Monday, March 7, 2022

Cannons and cribs: Archaeologists provide details on Revolutionary War weapons and Confederate water obstructions found in Savannah River

Planks at the bottom of this obstruction are shown in dark area (USACE)
Over the years, underwater archaeologists have found that amid all the junk littering the bottom of the Savannah River is a trove of treasure.

Such was the case in 2021, when they spotted 15 Revolutionary War-era cannons and explored obstructions placed in the river 85 years later during the Civil War.

Contractors working for the US Army Corps of Engineers surveyed and dived two Confederate “cribs” -- or tall wooden boxes filled mostly with brick – that discouraged the approach of Union ships to the port city. Forces towed the wooden obstructions, believed to be 40 feet by 40 feet, and put them in place near Fort Jackson and the ironclad CSS Georgia, a floating battery that was part of the Savannah River defenses.

Archaeologists last month provided details of the Revolutionary War and Civil War artifacts during a public event at the Savannah History Museum. Three cannons were recovered last year, while the other 12 were pulled up in January.

The Army Corps’ Savannah district funded the hard-hat dives as part of the busy Georgia port’s channel deepening.

About a half dozen severely degraded cribs are on the South Carolina side of the river. Crews focused on what are called cribs C and D.

Commonwealth Heritage Group divers found some planks used to build Crib C.

“On top of the planks it was tons of bricks that we dug through, and then underneath the planks it was sterile sand and Miocene clay, which is the base of the river,” said archaeologist Stephen James. “That basically told us we were at the bottom of the crib.”
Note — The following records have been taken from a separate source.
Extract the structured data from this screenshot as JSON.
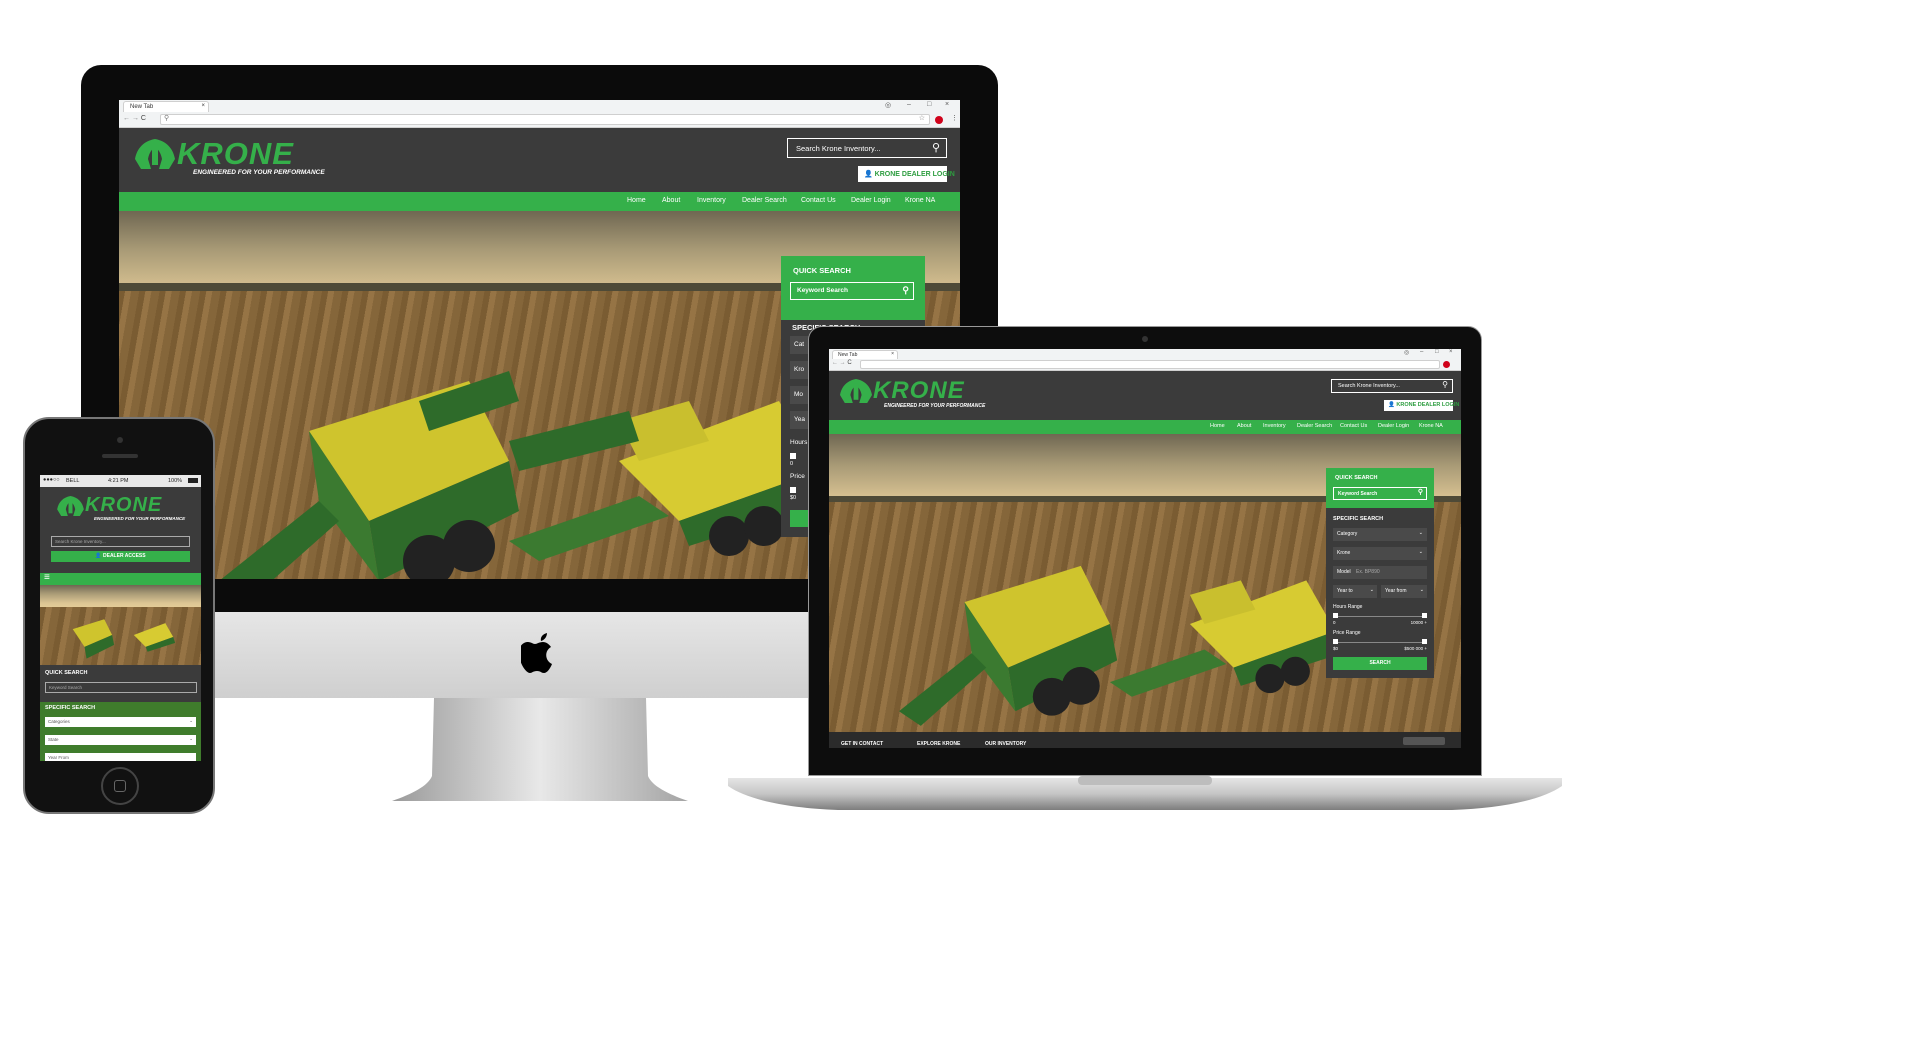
{
  "browser": {
    "tab_title": "New Tab",
    "address_value": ""
  },
  "site": {
    "logo_text": "KRONE",
    "tagline": "ENGINEERED FOR YOUR PERFORMANCE",
    "search_placeholder": "Search Krone Inventory...",
    "dealer_login": "KRONE DEALER LOGIN",
    "dealer_access": "DEALER ACCESS",
    "nav": [
      "Home",
      "About",
      "Inventory",
      "Dealer Search",
      "Contact Us",
      "Dealer Login",
      "Krone NA"
    ],
    "quick_search": "QUICK SEARCH",
    "keyword_search": "Keyword Search",
    "specific_search": "SPECIFIC SEARCH",
    "fields": {
      "category": "Category",
      "brand": "Krone",
      "model": "Model",
      "model_hint": "Ex. BP890",
      "year_to": "Year to",
      "year_from": "Year from",
      "hours_range": "Hours Range",
      "hours_min": "0",
      "hours_max": "10000 +",
      "price_range": "Price Range",
      "price_min": "$0",
      "price_max": "$500 000 +",
      "search_btn": "SEARCH"
    },
    "desktop_partial": {
      "cat": "Cat",
      "kro": "Kro",
      "mo": "Mo",
      "yea": "Yea",
      "hours": "Hours",
      "zero": "0",
      "price": "Price",
      "dollar0": "$0"
    },
    "footer": [
      "GET IN CONTACT",
      "EXPLORE KRONE",
      "OUR INVENTORY"
    ],
    "mobile": {
      "carrier": "BELL",
      "time": "4:21 PM",
      "battery": "100%",
      "keyword_placeholder": "Keyword Search",
      "categories": "Categories",
      "state": "State",
      "year_from": "Year From"
    }
  },
  "colors": {
    "green": "#35b04a",
    "dark": "#3b3b3b"
  }
}
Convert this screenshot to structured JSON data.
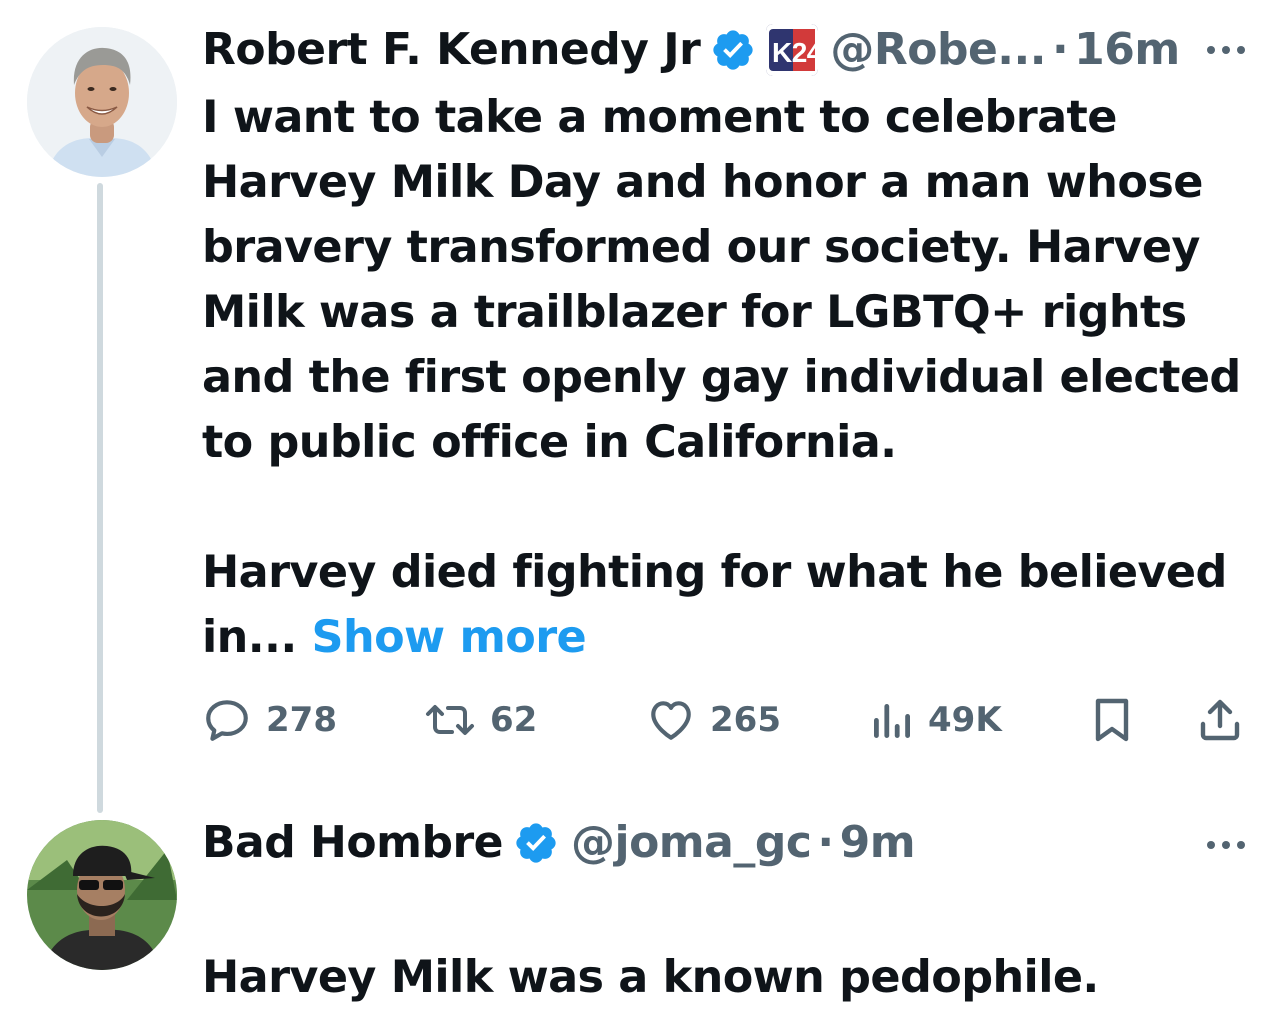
{
  "tweet1": {
    "author_name": "Robert F. Kennedy Jr",
    "handle": "@Robe...",
    "separator": "·",
    "time": "16m",
    "badge_text": "K24",
    "text_lines": "I want to take a moment to celebrate\nHarvey Milk Day and honor a man whose\nbravery transformed our society. Harvey\nMilk was a trailblazer for LGBTQ+ rights\nand the first openly gay individual elected\nto public office in California.\n\nHarvey died fighting for what he believed\nin... ",
    "show_more": "Show more",
    "replies": "278",
    "retweets": "62",
    "likes": "265",
    "views": "49K"
  },
  "tweet2": {
    "author_name": "Bad Hombre",
    "handle": "@joma_gc",
    "separator": "·",
    "time": "9m",
    "text": "Harvey Milk was a known pedophile."
  },
  "colors": {
    "text": "#0f1419",
    "secondary": "#536471",
    "accent": "#1d9bf0",
    "thread_line": "#cfd9de"
  },
  "icons": {
    "verified": "verified-badge-icon",
    "reply": "reply-icon",
    "retweet": "retweet-icon",
    "like": "heart-icon",
    "views": "views-icon",
    "bookmark": "bookmark-icon",
    "share": "share-icon",
    "more": "more-options-icon"
  }
}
They found an intact corner at Crib D. While C won’t be impacted by the deepening, the remnants of D were documented and then largely destroyed by dredging, James said. “There is very little of the cribs left.”

The Confederacy used a wide array of weapons and obstructions to deter advances on Savannah from the sea. Besides forts and warships, wooden cribs, pile dams, torpedoes (mines), snags, logs and shipwrecks were employed.
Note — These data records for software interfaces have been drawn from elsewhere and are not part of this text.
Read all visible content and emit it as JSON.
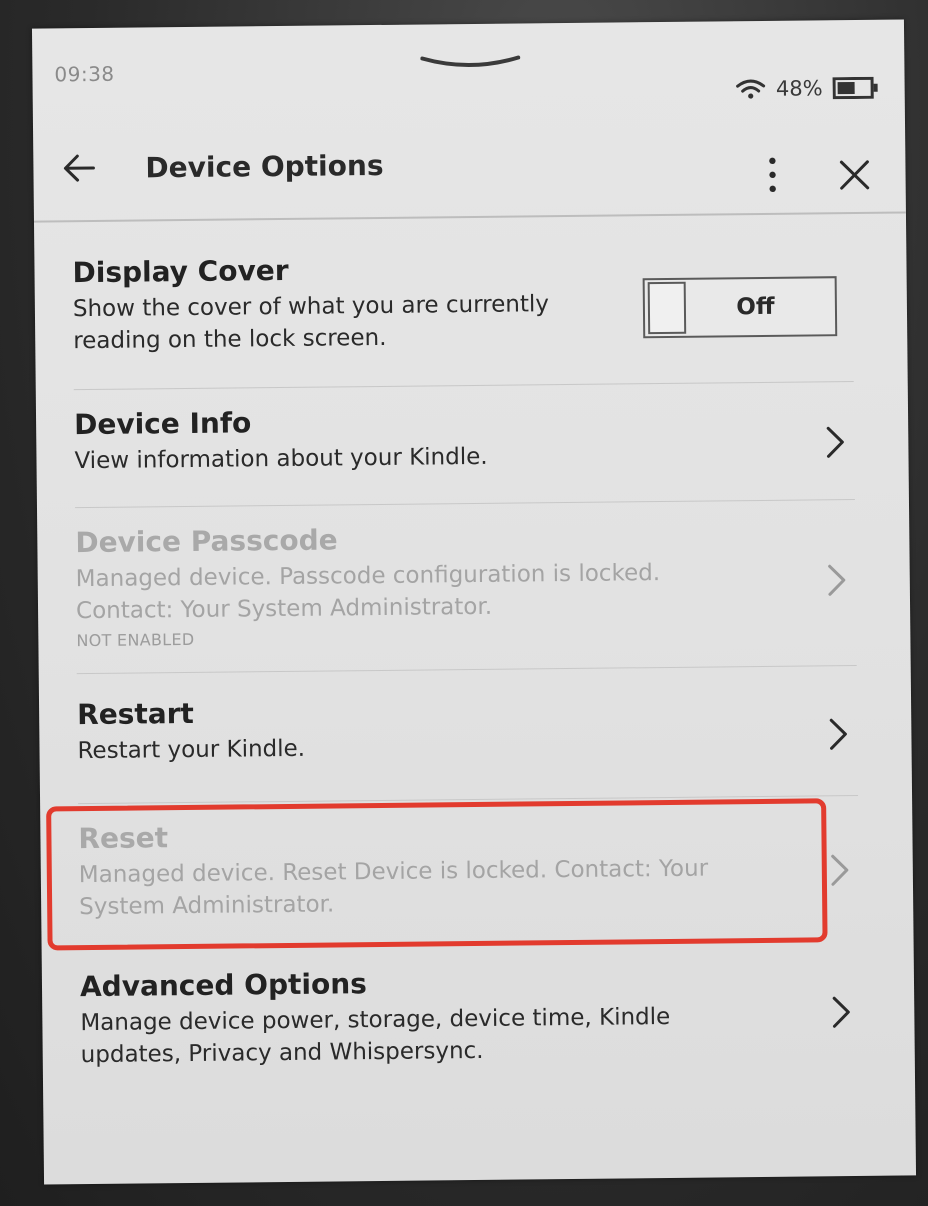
{
  "status": {
    "time": "09:38",
    "battery": "48%"
  },
  "header": {
    "title": "Device Options"
  },
  "items": [
    {
      "title": "Display Cover",
      "desc": "Show the cover of what you are currently reading on the lock screen.",
      "toggle": "Off"
    },
    {
      "title": "Device Info",
      "desc": "View information about your Kindle."
    },
    {
      "title": "Device Passcode",
      "desc": "Managed device. Passcode configuration is locked. Contact: Your System Administrator.",
      "sub": "NOT ENABLED"
    },
    {
      "title": "Restart",
      "desc": "Restart your Kindle."
    },
    {
      "title": "Reset",
      "desc": "Managed device. Reset Device is locked. Contact: Your System Administrator."
    },
    {
      "title": "Advanced Options",
      "desc": "Manage device power, storage, device time, Kindle updates, Privacy and Whispersync."
    }
  ],
  "colors": {
    "highlight": "#e23b2e",
    "disabled_text": "#a9a9a9"
  }
}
Divers located an intact corner on this obstruction (USACE)
Time and dredging have taken their toll on the cribs over the past 160 years. But that’s not all.

After the Civil War ended in 1865, the city wanted to reopen the port and it hired salvage companies to remove river obstructions, including the cribs and pieces of the scuttled CSS Georgia. 

“They had their own demolition. Surprisingly, they had divers back then, had pretty heavy-duty machinery to pull that stuff down,” said Will Wilson of Commonwealth Heritage Group. Of course, not all of the objects were removed or recovered in the 19th century.

Topographic view of four cribs from survey. Dredged channel is in blue (USACE)
The Corps is in charge of the ongoing deepening of the Savannah harbor and the dives are part of an investigation of historical resources that have been or could be affected.

Officials referred to period maps and descriptions from Union Corps of Engineers Capt. William Ludlow and a Capt. Boutelle for information on the cribs.

The CSS Georgia is on the National Register of Historic Places and the cribs are eligible for inclusion, officials say.


  1. The Corps, I believe, has custody as decisions are made on possible conservation.